Exercise data: Begin
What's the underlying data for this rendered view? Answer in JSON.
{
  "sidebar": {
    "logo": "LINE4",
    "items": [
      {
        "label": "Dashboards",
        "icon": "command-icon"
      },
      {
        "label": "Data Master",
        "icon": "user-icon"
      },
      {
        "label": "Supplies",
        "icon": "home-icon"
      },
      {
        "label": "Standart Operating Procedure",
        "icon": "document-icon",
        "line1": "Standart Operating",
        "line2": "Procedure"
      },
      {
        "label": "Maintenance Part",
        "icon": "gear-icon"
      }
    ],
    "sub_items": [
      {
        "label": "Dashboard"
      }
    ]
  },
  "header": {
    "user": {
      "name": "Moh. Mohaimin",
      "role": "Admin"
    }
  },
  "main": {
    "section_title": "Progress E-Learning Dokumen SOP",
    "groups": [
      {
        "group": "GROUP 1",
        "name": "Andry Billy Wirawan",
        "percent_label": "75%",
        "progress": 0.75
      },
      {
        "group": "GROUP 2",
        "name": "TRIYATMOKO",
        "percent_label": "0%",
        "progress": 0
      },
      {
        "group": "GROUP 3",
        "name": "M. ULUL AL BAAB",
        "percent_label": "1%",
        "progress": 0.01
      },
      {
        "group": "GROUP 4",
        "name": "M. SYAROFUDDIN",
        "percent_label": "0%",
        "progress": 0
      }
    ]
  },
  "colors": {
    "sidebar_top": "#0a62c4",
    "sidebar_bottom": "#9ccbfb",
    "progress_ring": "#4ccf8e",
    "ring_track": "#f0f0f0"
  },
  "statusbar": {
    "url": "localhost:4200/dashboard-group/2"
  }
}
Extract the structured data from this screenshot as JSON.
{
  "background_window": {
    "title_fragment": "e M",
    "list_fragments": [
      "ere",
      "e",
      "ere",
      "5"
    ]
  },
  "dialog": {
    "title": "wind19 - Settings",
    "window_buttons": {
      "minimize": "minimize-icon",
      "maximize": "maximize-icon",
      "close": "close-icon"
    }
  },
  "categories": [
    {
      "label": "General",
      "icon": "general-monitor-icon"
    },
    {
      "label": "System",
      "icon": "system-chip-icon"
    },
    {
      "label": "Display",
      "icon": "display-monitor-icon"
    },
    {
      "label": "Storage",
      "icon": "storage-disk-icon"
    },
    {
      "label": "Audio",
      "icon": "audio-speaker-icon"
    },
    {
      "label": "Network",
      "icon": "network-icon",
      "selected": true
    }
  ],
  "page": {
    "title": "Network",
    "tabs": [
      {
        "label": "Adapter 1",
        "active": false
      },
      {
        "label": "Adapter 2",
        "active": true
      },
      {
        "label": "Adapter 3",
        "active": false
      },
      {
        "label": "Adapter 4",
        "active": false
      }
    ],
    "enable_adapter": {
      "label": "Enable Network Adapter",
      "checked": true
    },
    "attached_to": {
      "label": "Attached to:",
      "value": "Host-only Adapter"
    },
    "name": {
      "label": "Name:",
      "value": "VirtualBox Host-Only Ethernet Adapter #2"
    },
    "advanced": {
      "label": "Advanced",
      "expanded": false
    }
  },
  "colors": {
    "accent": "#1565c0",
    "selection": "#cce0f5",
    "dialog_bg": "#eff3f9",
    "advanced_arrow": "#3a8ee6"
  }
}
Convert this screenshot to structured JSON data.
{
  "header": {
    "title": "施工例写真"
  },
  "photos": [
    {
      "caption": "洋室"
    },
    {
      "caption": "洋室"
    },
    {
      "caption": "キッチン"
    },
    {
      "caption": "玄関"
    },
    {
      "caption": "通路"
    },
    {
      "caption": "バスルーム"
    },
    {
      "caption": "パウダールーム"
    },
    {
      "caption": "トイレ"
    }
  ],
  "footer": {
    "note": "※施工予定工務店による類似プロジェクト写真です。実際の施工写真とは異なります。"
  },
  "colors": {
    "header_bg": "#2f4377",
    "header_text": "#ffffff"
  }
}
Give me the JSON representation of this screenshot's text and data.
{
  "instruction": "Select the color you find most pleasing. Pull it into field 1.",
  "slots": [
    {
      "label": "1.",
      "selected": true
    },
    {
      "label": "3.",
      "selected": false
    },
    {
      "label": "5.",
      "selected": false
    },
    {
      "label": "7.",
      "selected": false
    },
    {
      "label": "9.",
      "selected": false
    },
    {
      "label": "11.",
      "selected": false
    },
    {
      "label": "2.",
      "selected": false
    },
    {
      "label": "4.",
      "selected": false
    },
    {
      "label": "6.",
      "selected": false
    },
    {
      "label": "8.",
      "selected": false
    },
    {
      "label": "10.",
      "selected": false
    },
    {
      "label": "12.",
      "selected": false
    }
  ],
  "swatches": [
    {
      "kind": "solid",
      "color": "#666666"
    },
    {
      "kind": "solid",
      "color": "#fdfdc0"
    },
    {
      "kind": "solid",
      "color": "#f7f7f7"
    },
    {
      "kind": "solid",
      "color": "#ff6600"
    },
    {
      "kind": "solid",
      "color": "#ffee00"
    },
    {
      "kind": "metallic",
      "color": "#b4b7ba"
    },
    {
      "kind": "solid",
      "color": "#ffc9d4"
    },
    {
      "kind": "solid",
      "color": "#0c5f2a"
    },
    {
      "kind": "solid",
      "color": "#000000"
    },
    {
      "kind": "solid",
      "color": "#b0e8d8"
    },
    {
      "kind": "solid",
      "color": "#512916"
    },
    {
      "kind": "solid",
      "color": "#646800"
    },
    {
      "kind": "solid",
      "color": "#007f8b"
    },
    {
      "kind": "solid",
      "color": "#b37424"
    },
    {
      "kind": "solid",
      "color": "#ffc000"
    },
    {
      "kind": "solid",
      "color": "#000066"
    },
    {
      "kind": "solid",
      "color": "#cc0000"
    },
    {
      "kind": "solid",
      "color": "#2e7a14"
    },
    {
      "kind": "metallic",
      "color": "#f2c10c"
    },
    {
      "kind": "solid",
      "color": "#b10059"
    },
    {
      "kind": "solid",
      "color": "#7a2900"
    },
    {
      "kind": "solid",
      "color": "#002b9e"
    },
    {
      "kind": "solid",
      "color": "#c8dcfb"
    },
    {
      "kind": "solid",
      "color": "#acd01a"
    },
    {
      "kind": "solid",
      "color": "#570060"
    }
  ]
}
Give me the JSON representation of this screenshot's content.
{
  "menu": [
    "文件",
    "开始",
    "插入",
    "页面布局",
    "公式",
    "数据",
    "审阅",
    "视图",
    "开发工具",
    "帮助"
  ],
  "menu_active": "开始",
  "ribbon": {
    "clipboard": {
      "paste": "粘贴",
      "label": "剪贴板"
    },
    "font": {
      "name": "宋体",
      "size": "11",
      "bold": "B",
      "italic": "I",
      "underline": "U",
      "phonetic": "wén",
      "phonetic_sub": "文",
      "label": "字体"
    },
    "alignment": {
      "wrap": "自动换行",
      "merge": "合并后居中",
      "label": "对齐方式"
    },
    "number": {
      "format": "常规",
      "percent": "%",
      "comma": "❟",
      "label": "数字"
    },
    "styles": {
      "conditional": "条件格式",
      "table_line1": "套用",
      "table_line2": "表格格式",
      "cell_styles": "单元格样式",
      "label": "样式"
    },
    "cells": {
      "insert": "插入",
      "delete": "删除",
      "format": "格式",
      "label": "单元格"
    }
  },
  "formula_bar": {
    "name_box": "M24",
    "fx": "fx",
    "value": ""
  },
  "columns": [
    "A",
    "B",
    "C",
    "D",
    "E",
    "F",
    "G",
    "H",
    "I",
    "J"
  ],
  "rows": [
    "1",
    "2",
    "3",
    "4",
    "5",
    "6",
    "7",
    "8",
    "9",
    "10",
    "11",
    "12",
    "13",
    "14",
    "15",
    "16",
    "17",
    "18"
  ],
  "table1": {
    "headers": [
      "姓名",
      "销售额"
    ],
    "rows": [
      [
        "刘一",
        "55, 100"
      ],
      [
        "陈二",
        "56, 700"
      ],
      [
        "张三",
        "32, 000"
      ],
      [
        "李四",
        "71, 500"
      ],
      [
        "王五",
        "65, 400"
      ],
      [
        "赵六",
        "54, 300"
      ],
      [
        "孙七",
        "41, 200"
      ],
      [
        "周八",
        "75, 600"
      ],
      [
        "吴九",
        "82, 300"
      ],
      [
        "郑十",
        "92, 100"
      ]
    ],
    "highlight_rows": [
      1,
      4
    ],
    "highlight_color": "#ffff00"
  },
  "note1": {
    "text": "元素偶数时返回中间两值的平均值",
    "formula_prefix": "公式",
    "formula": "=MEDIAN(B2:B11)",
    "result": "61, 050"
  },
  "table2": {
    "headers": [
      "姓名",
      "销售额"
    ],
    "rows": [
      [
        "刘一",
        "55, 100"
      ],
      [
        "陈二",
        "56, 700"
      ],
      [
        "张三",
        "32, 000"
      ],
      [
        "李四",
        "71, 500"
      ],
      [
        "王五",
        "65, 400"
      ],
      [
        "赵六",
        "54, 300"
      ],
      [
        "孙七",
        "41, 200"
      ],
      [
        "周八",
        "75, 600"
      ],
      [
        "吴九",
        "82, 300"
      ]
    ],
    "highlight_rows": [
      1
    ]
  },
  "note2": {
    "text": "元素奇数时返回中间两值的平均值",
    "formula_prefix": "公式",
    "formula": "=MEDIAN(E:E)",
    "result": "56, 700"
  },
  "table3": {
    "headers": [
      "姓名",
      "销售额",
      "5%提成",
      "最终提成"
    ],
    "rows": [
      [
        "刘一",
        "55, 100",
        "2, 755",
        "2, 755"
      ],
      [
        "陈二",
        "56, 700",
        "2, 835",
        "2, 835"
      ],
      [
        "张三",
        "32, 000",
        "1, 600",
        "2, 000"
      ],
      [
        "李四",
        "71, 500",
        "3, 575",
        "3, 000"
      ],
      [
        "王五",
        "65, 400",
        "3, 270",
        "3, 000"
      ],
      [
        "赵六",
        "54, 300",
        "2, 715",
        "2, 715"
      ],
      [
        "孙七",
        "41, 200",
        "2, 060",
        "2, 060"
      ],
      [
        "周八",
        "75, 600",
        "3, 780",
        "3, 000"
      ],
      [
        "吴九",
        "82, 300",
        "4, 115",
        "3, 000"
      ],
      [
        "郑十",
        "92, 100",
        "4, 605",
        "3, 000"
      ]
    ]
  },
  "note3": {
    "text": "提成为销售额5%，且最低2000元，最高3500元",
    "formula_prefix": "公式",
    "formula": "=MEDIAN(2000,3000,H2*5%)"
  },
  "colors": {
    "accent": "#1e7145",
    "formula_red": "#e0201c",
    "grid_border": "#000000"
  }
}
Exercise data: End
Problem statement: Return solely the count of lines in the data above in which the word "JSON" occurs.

Written solution: 5